### TO DO
Your job is to retype the records exactly while dropping every picture.

** Opening INFORMATION GIVEN block **

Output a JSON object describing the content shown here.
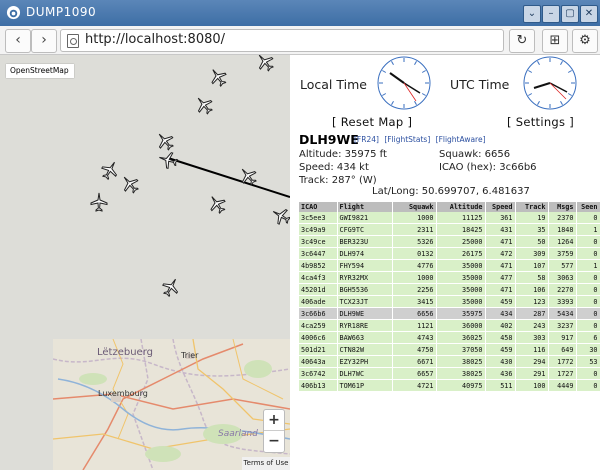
{
  "window": {
    "title": "DUMP1090",
    "buttons": [
      "⌄",
      "–",
      "▢",
      "✕"
    ]
  },
  "browser": {
    "url": "http://localhost:8080/",
    "back": "‹",
    "forward": "›",
    "reload": "↻",
    "install": "⊞",
    "settings": "⚙"
  },
  "map": {
    "layer_label": "OpenStreetMap",
    "zoom_in": "+",
    "zoom_out": "−",
    "terms": "Terms of Use",
    "places": {
      "letzebuerg": "Lëtzebuerg",
      "luxembourg": "Luxembourg",
      "trier": "Trier",
      "saarland": "Saarland"
    }
  },
  "clocks": {
    "local_label": "Local Time",
    "utc_label": "UTC Time"
  },
  "buttons": {
    "reset_map": "[ Reset Map ]",
    "settings": "[ Settings ]"
  },
  "selected": {
    "callsign": "DLH9WE",
    "links": [
      "[FR24]",
      "[FlightStats]",
      "[FlightAware]"
    ],
    "altitude": "Altitude: 35975 ft",
    "squawk": "Squawk: 6656",
    "speed": "Speed: 434 kt",
    "icao": "ICAO (hex): 3c66b6",
    "track": "Track: 287° (W)",
    "latlong": "Lat/Long: 50.699707, 6.481637"
  },
  "table": {
    "headers": [
      "ICAO",
      "Flight",
      "Squawk",
      "Altitude",
      "Speed",
      "Track",
      "Msgs",
      "Seen"
    ],
    "rows": [
      [
        "3c5ee3",
        "GWI9821",
        "1000",
        "11125",
        "361",
        "19",
        "2370",
        "0"
      ],
      [
        "3c49a9",
        "CFG9TC",
        "2311",
        "18425",
        "431",
        "35",
        "1848",
        "1"
      ],
      [
        "3c49ce",
        "BER323U",
        "5326",
        "25000",
        "471",
        "50",
        "1264",
        "0"
      ],
      [
        "3c6447",
        "DLH974",
        "0132",
        "26175",
        "472",
        "309",
        "3759",
        "0"
      ],
      [
        "4b9852",
        "FHY594",
        "4776",
        "35000",
        "471",
        "107",
        "577",
        "1"
      ],
      [
        "4ca4f3",
        "RYR32MX",
        "1000",
        "35000",
        "477",
        "58",
        "3063",
        "0"
      ],
      [
        "45201d",
        "BGH5536",
        "2256",
        "35000",
        "471",
        "106",
        "2270",
        "0"
      ],
      [
        "406ade",
        "TCX23JT",
        "3415",
        "35000",
        "459",
        "123",
        "3393",
        "0"
      ],
      [
        "3c66b6",
        "DLH9WE",
        "6656",
        "35975",
        "434",
        "287",
        "5434",
        "0"
      ],
      [
        "4ca259",
        "RYR18RE",
        "1121",
        "36000",
        "402",
        "243",
        "3237",
        "0"
      ],
      [
        "4006c6",
        "BAW663",
        "4743",
        "36025",
        "458",
        "303",
        "917",
        "6"
      ],
      [
        "501d21",
        "CTN82W",
        "4750",
        "37050",
        "459",
        "116",
        "649",
        "30"
      ],
      [
        "40643a",
        "EZY32PH",
        "6671",
        "38025",
        "430",
        "294",
        "1772",
        "53"
      ],
      [
        "3c6742",
        "DLH7WC",
        "6657",
        "38025",
        "436",
        "291",
        "1727",
        "0"
      ],
      [
        "406b13",
        "TOM61P",
        "4721",
        "40975",
        "511",
        "100",
        "4449",
        "0"
      ]
    ],
    "selected_index": 8
  }
}
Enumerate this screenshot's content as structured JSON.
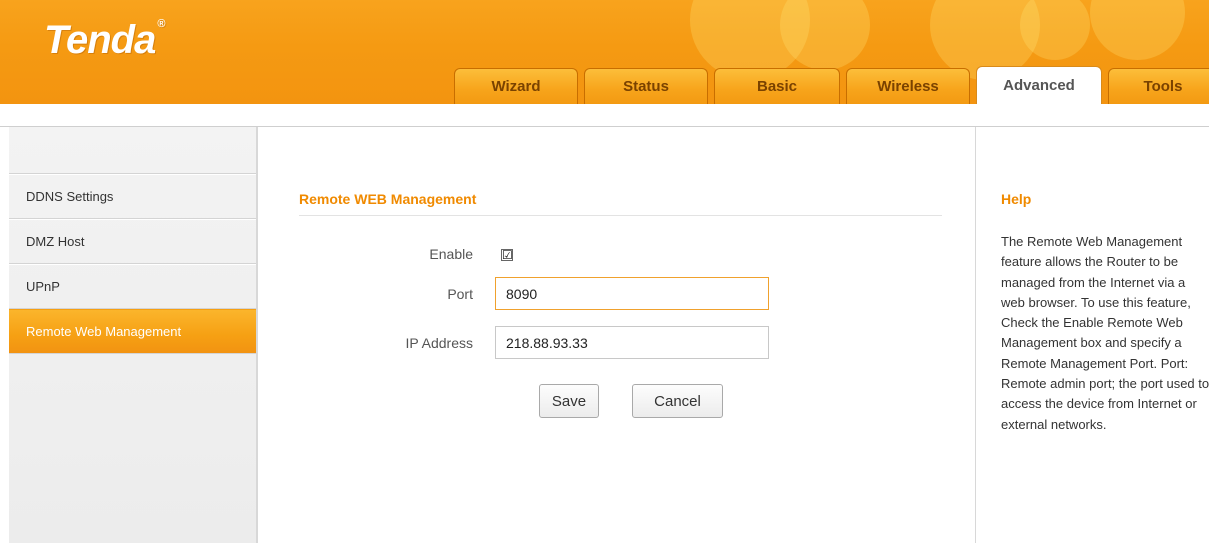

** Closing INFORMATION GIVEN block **

### WRITTEN RESPONSE
Output a JSON object describing the content shown here.
{
  "window": {
    "title": "DUMP1090",
    "buttons": [
      "⌄",
      "–",
      "▢",
      "✕"
    ]
  },
  "browser": {
    "url": "http://localhost:8080/",
    "back": "‹",
    "forward": "›",
    "reload": "↻",
    "install": "⊞",
    "settings": "⚙"
  },
  "map": {
    "layer_label": "OpenStreetMap",
    "zoom_in": "+",
    "zoom_out": "−",
    "terms": "Terms of Use",
    "places": {
      "letzebuerg": "Lëtzebuerg",
      "luxembourg": "Luxembourg",
      "trier": "Trier",
      "saarland": "Saarland"
    }
  },
  "clocks": {
    "local_label": "Local Time",
    "utc_label": "UTC Time"
  },
  "buttons": {
    "reset_map": "[ Reset Map ]",
    "settings": "[ Settings ]"
  },
  "selected": {
    "callsign": "DLH9WE",
    "links": [
      "[FR24]",
      "[FlightStats]",
      "[FlightAware]"
    ],
    "altitude": "Altitude: 35975 ft",
    "squawk": "Squawk: 6656",
    "speed": "Speed: 434 kt",
    "icao": "ICAO (hex): 3c66b6",
    "track": "Track: 287° (W)",
    "latlong": "Lat/Long: 50.699707, 6.481637"
  },
  "table": {
    "headers": [
      "ICAO",
      "Flight",
      "Squawk",
      "Altitude",
      "Speed",
      "Track",
      "Msgs",
      "Seen"
    ],
    "rows": [
      [
        "3c5ee3",
        "GWI9821",
        "1000",
        "11125",
        "361",
        "19",
        "2370",
        "0"
      ],
      [
        "3c49a9",
        "CFG9TC",
        "2311",
        "18425",
        "431",
        "35",
        "1848",
        "1"
      ],
      [
        "3c49ce",
        "BER323U",
        "5326",
        "25000",
        "471",
        "50",
        "1264",
        "0"
      ],
      [
        "3c6447",
        "DLH974",
        "0132",
        "26175",
        "472",
        "309",
        "3759",
        "0"
      ],
      [
        "4b9852",
        "FHY594",
        "4776",
        "35000",
        "471",
        "107",
        "577",
        "1"
      ],
      [
        "4ca4f3",
        "RYR32MX",
        "1000",
        "35000",
        "477",
        "58",
        "3063",
        "0"
      ],
      [
        "45201d",
        "BGH5536",
        "2256",
        "35000",
        "471",
        "106",
        "2270",
        "0"
      ],
      [
        "406ade",
        "TCX23JT",
        "3415",
        "35000",
        "459",
        "123",
        "3393",
        "0"
      ],
      [
        "3c66b6",
        "DLH9WE",
        "6656",
        "35975",
        "434",
        "287",
        "5434",
        "0"
      ],
      [
        "4ca259",
        "RYR18RE",
        "1121",
        "36000",
        "402",
        "243",
        "3237",
        "0"
      ],
      [
        "4006c6",
        "BAW663",
        "4743",
        "36025",
        "458",
        "303",
        "917",
        "6"
      ],
      [
        "501d21",
        "CTN82W",
        "4750",
        "37050",
        "459",
        "116",
        "649",
        "30"
      ],
      [
        "40643a",
        "EZY32PH",
        "6671",
        "38025",
        "430",
        "294",
        "1772",
        "53"
      ],
      [
        "3c6742",
        "DLH7WC",
        "6657",
        "38025",
        "436",
        "291",
        "1727",
        "0"
      ],
      [
        "406b13",
        "TOM61P",
        "4721",
        "40975",
        "511",
        "100",
        "4449",
        "0"
      ]
    ],
    "selected_index": 8
  }
}
Enumerate this screenshot's content as structured JSON.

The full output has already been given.